* Work required:
Every line containing "with" should be identified and copied from the data below.

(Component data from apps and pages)
>>

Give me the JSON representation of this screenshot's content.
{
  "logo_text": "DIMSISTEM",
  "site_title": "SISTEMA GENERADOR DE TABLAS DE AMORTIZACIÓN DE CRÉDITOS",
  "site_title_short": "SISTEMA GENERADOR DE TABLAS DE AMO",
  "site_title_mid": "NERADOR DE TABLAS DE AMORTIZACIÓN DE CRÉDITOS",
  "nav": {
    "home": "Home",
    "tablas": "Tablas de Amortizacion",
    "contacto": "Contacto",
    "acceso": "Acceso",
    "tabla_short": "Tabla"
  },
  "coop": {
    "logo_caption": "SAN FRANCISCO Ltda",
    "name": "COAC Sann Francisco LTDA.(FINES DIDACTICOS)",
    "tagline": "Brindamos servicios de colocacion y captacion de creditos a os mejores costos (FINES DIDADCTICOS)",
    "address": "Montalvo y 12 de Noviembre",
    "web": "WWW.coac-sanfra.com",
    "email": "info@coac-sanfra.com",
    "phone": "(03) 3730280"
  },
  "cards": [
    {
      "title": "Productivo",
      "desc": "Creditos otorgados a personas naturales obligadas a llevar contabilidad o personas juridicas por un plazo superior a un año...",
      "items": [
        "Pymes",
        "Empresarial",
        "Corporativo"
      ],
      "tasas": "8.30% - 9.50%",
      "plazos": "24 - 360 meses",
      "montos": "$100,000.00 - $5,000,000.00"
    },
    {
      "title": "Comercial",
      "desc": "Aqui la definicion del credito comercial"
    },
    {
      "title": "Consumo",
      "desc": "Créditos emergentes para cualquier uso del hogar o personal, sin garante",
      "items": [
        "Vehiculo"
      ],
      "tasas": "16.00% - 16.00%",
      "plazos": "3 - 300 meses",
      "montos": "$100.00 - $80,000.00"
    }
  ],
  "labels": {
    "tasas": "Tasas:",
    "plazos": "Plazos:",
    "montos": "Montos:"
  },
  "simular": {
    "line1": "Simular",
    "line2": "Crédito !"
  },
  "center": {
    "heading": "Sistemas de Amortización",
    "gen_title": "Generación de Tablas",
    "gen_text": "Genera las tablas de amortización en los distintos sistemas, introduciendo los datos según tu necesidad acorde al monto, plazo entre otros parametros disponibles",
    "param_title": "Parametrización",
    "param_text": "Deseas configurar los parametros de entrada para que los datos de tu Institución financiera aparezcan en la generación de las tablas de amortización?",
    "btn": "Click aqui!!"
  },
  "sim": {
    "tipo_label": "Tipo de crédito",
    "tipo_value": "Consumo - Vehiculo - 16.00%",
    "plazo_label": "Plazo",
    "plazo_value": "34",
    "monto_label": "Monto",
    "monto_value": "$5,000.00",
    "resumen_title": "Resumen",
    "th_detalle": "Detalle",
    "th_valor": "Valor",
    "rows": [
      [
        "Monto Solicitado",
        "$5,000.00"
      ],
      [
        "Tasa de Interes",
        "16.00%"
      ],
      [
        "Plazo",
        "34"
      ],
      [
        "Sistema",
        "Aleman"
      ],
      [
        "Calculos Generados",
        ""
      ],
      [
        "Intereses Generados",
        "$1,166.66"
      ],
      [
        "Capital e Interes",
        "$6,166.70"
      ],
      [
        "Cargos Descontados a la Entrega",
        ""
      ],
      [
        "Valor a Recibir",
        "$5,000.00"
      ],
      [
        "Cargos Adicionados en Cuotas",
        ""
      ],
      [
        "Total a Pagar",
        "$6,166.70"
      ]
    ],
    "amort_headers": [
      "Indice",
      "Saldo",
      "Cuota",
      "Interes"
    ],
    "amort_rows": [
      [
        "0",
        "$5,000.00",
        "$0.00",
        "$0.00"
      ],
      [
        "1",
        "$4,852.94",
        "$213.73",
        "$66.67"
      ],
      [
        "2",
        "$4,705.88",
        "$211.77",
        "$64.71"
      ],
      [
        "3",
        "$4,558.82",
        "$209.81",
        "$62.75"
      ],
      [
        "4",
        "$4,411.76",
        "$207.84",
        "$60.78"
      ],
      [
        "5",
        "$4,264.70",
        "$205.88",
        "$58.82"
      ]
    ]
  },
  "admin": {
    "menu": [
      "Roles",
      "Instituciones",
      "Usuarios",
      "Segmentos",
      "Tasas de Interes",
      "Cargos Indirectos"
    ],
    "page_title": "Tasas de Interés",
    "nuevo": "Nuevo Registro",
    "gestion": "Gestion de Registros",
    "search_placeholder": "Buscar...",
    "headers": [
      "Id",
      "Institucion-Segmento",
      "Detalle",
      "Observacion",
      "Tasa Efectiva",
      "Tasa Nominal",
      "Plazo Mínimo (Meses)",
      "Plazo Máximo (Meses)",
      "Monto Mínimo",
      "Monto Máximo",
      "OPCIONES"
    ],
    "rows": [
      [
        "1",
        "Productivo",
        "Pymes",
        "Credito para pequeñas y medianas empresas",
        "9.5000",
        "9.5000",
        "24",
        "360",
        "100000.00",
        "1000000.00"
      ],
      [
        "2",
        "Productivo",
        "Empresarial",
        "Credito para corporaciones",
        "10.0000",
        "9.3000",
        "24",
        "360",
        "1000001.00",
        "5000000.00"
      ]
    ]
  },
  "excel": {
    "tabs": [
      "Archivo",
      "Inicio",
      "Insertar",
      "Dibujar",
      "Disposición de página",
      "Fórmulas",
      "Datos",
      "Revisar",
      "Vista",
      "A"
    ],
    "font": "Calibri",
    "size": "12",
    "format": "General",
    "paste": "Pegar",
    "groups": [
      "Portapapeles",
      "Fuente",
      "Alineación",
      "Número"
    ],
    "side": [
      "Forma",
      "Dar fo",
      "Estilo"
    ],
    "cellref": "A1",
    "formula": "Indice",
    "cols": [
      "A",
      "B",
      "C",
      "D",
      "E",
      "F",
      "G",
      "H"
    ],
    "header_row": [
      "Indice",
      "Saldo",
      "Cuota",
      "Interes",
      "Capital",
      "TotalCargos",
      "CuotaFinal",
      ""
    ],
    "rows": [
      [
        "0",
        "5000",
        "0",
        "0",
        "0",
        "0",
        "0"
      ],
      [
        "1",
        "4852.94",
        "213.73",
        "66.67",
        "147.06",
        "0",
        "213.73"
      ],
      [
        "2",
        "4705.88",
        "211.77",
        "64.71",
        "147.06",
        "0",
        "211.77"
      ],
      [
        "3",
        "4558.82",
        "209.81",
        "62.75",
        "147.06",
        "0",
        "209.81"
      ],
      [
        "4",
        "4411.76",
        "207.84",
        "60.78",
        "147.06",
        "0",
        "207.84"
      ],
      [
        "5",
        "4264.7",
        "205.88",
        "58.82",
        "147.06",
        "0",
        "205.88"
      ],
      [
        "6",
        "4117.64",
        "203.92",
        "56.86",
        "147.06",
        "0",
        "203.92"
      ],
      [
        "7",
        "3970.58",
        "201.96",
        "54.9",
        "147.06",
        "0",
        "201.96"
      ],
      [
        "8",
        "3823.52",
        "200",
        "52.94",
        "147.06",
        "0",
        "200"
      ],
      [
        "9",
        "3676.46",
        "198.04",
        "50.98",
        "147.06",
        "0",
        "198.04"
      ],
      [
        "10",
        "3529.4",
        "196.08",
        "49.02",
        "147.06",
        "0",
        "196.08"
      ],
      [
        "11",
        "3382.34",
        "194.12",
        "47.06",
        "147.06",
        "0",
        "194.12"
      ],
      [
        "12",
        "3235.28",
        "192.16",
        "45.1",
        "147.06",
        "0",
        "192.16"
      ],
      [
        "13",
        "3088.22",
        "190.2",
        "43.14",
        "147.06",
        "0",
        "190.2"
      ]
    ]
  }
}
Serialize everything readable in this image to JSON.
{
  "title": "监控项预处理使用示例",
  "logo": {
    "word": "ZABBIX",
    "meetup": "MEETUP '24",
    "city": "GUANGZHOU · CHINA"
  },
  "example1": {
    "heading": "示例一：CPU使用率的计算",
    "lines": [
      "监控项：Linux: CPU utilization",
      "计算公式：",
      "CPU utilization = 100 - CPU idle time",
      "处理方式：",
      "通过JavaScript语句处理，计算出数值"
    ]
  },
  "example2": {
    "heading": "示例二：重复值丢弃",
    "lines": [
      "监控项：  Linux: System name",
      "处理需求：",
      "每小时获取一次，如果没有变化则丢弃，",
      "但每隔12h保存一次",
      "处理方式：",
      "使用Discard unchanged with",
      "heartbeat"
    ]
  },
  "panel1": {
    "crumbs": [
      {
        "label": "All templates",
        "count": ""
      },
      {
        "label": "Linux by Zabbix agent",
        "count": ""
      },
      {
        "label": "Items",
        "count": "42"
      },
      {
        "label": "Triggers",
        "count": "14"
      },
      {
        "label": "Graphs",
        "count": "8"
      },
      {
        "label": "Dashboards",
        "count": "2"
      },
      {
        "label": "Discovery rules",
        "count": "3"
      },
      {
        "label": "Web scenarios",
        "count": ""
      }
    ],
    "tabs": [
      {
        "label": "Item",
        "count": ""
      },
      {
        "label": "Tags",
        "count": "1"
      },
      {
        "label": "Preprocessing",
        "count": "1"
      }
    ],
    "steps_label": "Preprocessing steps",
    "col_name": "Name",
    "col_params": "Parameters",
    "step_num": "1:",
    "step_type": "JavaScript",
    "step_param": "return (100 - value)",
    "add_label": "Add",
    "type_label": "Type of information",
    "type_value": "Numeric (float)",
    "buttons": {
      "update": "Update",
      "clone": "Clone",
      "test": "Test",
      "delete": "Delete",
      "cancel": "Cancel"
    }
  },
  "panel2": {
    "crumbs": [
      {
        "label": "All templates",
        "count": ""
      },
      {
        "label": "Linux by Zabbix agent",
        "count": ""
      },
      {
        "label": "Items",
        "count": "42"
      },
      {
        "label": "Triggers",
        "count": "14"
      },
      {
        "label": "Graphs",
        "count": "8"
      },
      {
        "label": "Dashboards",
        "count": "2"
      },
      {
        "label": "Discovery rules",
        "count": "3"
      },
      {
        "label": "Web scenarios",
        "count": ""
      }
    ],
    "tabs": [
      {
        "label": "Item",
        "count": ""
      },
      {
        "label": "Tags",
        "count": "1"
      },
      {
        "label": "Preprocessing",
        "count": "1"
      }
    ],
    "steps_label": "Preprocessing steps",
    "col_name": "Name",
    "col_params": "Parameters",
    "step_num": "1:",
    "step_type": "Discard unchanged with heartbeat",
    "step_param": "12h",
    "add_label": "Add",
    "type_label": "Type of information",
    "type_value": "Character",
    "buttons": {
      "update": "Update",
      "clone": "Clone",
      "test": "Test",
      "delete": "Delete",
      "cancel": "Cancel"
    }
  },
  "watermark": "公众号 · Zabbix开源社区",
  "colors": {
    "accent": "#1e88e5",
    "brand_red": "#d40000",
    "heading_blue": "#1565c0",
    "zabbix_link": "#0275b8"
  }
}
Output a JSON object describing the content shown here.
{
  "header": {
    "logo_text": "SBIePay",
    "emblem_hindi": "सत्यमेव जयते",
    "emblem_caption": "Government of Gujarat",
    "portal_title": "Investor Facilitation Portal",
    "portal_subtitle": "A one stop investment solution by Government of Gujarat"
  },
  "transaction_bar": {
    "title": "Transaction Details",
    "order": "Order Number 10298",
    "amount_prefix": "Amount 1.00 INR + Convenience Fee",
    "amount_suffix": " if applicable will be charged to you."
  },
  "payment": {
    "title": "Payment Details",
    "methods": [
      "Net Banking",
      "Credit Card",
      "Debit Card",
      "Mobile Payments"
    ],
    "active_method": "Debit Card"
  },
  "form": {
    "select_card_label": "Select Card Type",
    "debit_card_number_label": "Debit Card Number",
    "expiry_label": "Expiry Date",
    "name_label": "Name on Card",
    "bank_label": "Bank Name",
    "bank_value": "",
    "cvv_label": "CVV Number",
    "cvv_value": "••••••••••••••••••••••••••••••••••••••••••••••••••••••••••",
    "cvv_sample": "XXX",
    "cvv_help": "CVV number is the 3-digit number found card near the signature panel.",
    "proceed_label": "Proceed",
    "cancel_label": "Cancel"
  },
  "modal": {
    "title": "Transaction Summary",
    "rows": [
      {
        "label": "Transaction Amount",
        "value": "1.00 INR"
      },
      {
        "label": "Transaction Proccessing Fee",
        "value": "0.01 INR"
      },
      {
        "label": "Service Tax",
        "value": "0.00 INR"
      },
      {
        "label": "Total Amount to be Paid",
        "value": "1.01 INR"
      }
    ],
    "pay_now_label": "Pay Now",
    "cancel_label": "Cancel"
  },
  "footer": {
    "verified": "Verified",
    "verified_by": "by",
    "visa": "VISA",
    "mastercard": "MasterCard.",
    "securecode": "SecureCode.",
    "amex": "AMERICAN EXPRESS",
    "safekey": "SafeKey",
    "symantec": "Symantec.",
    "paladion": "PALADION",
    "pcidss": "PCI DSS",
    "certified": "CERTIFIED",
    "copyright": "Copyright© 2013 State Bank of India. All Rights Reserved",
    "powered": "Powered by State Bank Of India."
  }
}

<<

* Solved exercise:
      "使用Discard unchanged with",
    "step_type": "Discard unchanged with heartbeat",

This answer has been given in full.